***** Supplied records

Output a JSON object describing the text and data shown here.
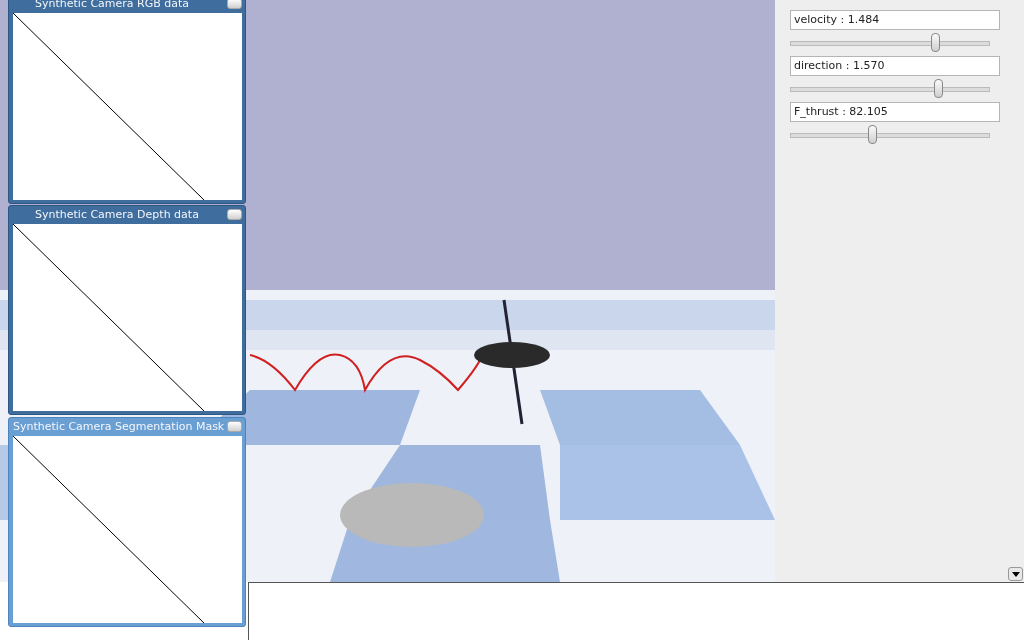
{
  "camera_windows": [
    {
      "title": "Synthetic Camera RGB data",
      "active": false
    },
    {
      "title": "Synthetic Camera Depth data",
      "active": false
    },
    {
      "title": "Synthetic Camera Segmentation Mask",
      "active": true
    }
  ],
  "parameters": [
    {
      "label": "velocity : 1.484",
      "level": 0.73
    },
    {
      "label": "direction : 1.570",
      "level": 0.745
    },
    {
      "label": "F_thrust : 82.105",
      "level": 0.415
    }
  ]
}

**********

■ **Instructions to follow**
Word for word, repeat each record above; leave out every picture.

■ **Answer for this exercise**
Output a JSON object describing the text and data shown here.
{
  "camera_windows": [
    {
      "title": "Synthetic Camera RGB data",
      "active": false
    },
    {
      "title": "Synthetic Camera Depth data",
      "active": false
    },
    {
      "title": "Synthetic Camera Segmentation Mask",
      "active": true
    }
  ],
  "parameters": [
    {
      "label": "velocity : 1.484",
      "level": 0.73
    },
    {
      "label": "direction : 1.570",
      "level": 0.745
    },
    {
      "label": "F_thrust : 82.105",
      "level": 0.415
    }
  ]
}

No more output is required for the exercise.